The Sound Cafe
Max Allard Releases 31 Tracks For March In His Own Virtuosic Style On New Album 'March Maxness'
In March 2021, Max Allard launched a series on his Patreon page called March Maxness, in which he wrote and recorded a new piece of music every day for the entire month. He recorded the pieces at home (or on the road when that was the case), and played all of the instruments himself, aside from a few guest appearances.
March Maxness was originally created exclusively for Max’s patrons, with plans to select a handful of pieces to develop further. But once it was complete, Max realized that part of the magic of it was the immediacy of the daily home recordings and the feeling they created as a whole. Now, almost two years later, he wants to share this time capsule with a wider audience.
It's an unpredictable mix of banjo, acoustic guitar, electric guitar, bass, harmonium, mandolin, and features the occasional xylophone, drum brush, maraca, slide whistle or wine glass.
Admittedly, 31 tracks are a lot of tracks. Try Day 3 for an energetic banjo tune with an unexpected turn on the harmonium, and featuring Otto Allard on the mandolin. Day 19 includes the only trombone feature on the album (with Noah Allard lending his trombone chops, and Otto on mandolin). Day 27 captures the feelings of joy and exploration on this project. That one is all Max, layering tracks of banjos, guitars and bass.
The track by track listing includes Max’s notes from each day’s recording and sharing of the pieces and tell the story of the project.
Max is currently in his second year studying Composition at Oberlin Conservatory in Ohio, but he was born and raised in Chicago. He is the winner of the 2018 Rockygrass Banjo Competition, the 2019 FreshGrass Banjo Award and was the inaugural recipient of the J.D. Crowe Scholarship from the IBMA Foundation. He has always been interested in harmony, and he brings to his compositions the influences of many genres, cultures and styles.
Max Allard has been composing and learning music for as long as he can remember: figuring out tunes on his toy instruments, or making music from half filled water glasses or pots and pans. After many years of asking for a piano, he finally got one at the age of six. But Max vividly remembers picking up the banjo at eleven and the guitar a few years later. He has always been interested in harmony, and he brings the influences of many genres, cultures and styles of music to his compositions. Max plays an unclassifiable mix of bluegrass, jazz, new acoustic, classical and pop.

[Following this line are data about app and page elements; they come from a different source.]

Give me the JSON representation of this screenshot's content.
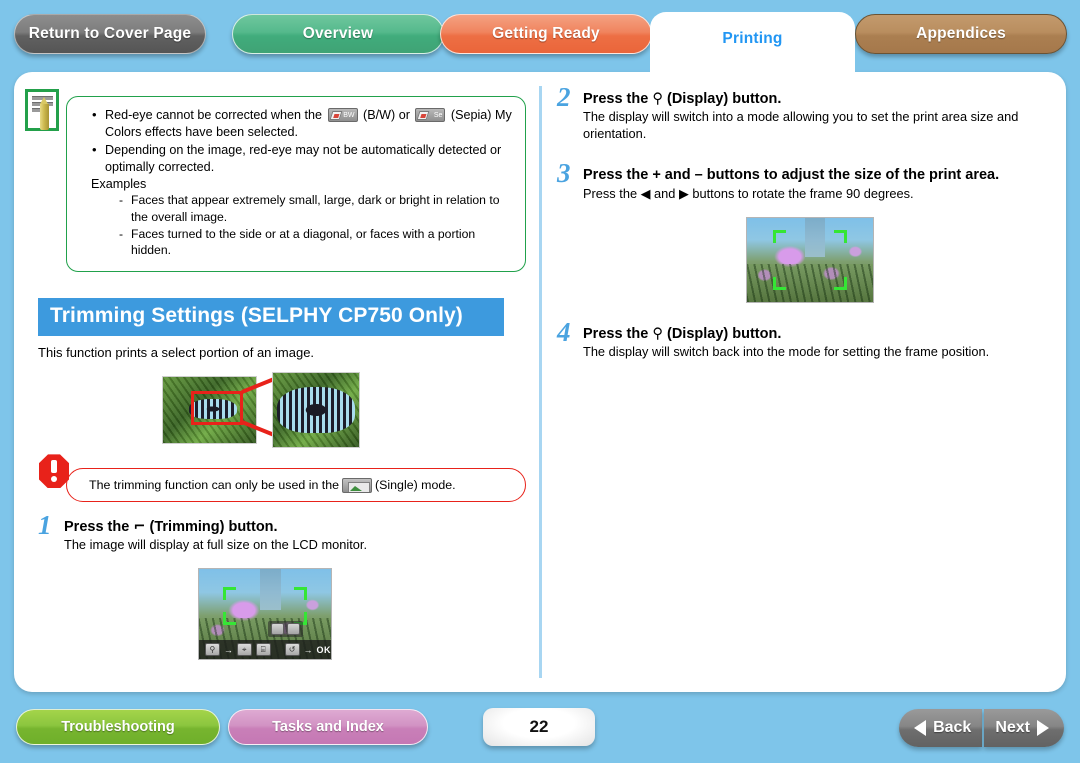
{
  "tabs": [
    {
      "id": "return-to-cover-page",
      "label": "Return to Cover Page",
      "color": "#7d7d7d",
      "active": false
    },
    {
      "id": "overview",
      "label": "Overview",
      "color": "#55b98c",
      "active": false
    },
    {
      "id": "getting-ready",
      "label": "Getting Ready",
      "color": "#f0845e",
      "active": false
    },
    {
      "id": "printing",
      "label": "Printing",
      "color": "#2196f3",
      "active": true
    },
    {
      "id": "appendices",
      "label": "Appendices",
      "color": "#b98e5f",
      "active": false
    }
  ],
  "note": {
    "icon": "note-pencil-icon",
    "bullets": [
      {
        "pre": "Red-eye cannot be corrected when the",
        "chip1": "BW",
        "mid1": "(B/W) or",
        "chip2": "Se",
        "post": "(Sepia) My Colors effects have been selected."
      },
      {
        "pre": "Depending on the image, red-eye may not be automatically detected or optimally corrected."
      }
    ],
    "examples_label": "Examples",
    "examples": [
      "Faces that appear extremely small, large, dark or bright in relation to the overall image.",
      "Faces turned to the side or at a diagonal, or faces with a portion hidden."
    ]
  },
  "section": {
    "heading": "Trimming Settings (SELPHY CP750 Only)",
    "intro": "This function prints a select portion of an image."
  },
  "warning": {
    "icon": "warning-octagon-icon",
    "pre": "The trimming function can only be used in the",
    "chip": "single-photo-icon",
    "post": "(Single) mode."
  },
  "steps": [
    {
      "num": "1",
      "title_pre": "Press the",
      "title_glyph": "⌐",
      "title_post": "(Trimming) button.",
      "body": "The image will display at full size on the LCD monitor.",
      "column": "left"
    },
    {
      "num": "2",
      "title_pre": "Press the",
      "title_glyph": "⚲",
      "title_post": "(Display) button.",
      "body": "The display will switch into a mode allowing you to set the print area size and orientation.",
      "column": "right"
    },
    {
      "num": "3",
      "title_pre": "Press the + and – buttons to adjust the size of the print area.",
      "title_glyph": "",
      "title_post": "",
      "body_pre": "Press the",
      "body_glyph_left": "◀",
      "body_mid": "and",
      "body_glyph_right": "▶",
      "body_post": "buttons to rotate the frame 90 degrees.",
      "column": "right"
    },
    {
      "num": "4",
      "title_pre": "Press the",
      "title_glyph": "⚲",
      "title_post": "(Display) button.",
      "body": "The display will switch back into the mode for setting the frame position.",
      "column": "right"
    }
  ],
  "lcd_step1": {
    "name": "lcd-trimming-frame-preview",
    "bar_icons": [
      "⚲",
      "→",
      "⌖",
      "⌸",
      "↺",
      "→",
      "OK"
    ]
  },
  "lcd_step3": {
    "name": "lcd-print-area-size-preview"
  },
  "illustration": {
    "name": "trimming-example-butterfly",
    "source_photo": "butterfly-full-photo",
    "result_photo": "butterfly-trimmed-photo",
    "selection": "red-selection-rectangle"
  },
  "bottom": {
    "troubleshooting": "Troubleshooting",
    "tasks_and_index": "Tasks and Index",
    "page_number": "22",
    "back": "Back",
    "next": "Next"
  }
}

Max released his debut solo record Odes / Codes in January 2022. It is made up of material that he wrote in 2020 and reflects the contemplative feeling of that year, capturing moods of melancholy, nostalgia, longing, and hopefulness. It’s is an example of a new way of thinking for the banjo and how it fits in non bluegrass music.